• [Problem to solve]: Every line below that holds "frontend" must be copied.

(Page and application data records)

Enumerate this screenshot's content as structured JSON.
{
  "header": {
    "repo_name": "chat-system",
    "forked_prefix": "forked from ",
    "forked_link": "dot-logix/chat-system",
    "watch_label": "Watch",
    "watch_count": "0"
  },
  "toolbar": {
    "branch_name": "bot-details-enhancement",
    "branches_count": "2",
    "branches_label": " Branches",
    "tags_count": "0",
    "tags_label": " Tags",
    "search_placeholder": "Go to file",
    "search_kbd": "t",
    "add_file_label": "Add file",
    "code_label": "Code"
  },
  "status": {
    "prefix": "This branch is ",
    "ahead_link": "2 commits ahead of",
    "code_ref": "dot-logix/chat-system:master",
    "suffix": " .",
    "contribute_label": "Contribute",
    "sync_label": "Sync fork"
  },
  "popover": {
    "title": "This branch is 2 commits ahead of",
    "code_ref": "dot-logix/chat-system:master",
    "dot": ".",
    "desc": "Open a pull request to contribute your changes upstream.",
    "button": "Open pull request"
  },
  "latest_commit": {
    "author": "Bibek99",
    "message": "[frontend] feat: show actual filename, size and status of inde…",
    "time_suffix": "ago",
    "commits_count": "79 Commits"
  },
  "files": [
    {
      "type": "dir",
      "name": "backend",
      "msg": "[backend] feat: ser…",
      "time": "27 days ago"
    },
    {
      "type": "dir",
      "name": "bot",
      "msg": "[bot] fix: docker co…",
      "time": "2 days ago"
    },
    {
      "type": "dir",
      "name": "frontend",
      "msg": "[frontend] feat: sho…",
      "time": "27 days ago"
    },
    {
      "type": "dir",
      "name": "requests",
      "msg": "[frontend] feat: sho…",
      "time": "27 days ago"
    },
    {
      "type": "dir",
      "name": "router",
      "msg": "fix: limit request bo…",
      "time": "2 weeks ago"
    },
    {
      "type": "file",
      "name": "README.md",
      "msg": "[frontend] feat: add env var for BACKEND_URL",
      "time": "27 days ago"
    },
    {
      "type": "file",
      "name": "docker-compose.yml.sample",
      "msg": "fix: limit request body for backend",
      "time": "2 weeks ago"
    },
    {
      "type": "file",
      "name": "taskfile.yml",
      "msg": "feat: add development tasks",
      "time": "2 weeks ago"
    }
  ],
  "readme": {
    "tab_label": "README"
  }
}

• [Output for this task]:
    "message": "[frontend] feat: show actual filename, size and status of inde…",
      "name": "frontend",
      "msg": "[frontend] feat: sho…",
      "msg": "[frontend] feat: sho…",
      "msg": "[frontend] feat: add env var for BACKEND_URL",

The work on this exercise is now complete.